Entries from a dataset of interfaces
▶

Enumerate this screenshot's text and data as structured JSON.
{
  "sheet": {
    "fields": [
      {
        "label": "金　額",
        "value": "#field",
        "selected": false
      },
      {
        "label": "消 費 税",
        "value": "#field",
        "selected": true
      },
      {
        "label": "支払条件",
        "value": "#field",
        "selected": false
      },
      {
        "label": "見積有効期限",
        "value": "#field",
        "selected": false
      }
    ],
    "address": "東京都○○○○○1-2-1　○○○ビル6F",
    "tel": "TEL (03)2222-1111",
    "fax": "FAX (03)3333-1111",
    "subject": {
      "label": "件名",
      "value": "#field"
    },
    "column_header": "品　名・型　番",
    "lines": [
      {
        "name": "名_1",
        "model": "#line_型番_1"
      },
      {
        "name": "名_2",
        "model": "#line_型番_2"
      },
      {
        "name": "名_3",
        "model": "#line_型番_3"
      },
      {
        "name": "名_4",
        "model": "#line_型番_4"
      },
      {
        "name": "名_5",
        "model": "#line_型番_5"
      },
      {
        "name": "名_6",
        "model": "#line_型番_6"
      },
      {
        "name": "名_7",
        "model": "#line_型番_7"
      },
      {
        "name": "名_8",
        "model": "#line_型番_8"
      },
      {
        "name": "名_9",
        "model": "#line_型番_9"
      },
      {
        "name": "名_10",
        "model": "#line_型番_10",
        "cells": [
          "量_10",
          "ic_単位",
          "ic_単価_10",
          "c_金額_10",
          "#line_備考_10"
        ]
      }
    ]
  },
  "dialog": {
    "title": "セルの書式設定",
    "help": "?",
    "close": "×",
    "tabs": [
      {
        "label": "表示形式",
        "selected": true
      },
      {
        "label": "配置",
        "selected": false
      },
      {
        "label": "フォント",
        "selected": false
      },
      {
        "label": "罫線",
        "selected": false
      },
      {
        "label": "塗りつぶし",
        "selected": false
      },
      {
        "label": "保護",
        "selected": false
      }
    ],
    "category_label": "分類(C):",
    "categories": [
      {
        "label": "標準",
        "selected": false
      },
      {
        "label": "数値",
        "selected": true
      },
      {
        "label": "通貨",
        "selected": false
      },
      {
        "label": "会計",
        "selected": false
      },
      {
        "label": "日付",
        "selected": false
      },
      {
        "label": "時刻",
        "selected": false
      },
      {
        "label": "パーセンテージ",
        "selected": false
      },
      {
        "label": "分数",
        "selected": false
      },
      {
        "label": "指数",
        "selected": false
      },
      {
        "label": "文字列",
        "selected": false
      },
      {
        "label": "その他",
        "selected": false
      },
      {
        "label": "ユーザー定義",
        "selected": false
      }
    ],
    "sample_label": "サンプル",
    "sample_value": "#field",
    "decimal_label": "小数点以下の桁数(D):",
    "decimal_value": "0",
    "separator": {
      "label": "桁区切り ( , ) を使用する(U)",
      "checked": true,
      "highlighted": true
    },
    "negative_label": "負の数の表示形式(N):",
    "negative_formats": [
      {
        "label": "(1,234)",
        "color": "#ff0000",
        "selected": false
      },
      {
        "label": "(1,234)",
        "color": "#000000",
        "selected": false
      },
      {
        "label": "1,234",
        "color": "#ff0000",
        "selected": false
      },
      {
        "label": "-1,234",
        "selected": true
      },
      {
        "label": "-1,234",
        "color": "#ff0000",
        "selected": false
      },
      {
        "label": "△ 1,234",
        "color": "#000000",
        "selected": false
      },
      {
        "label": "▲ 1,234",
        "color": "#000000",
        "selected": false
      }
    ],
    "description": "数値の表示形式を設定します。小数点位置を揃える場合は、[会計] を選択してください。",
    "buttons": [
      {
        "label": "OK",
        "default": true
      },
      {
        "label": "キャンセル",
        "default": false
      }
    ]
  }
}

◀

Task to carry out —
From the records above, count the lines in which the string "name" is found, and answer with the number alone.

Expected output —
10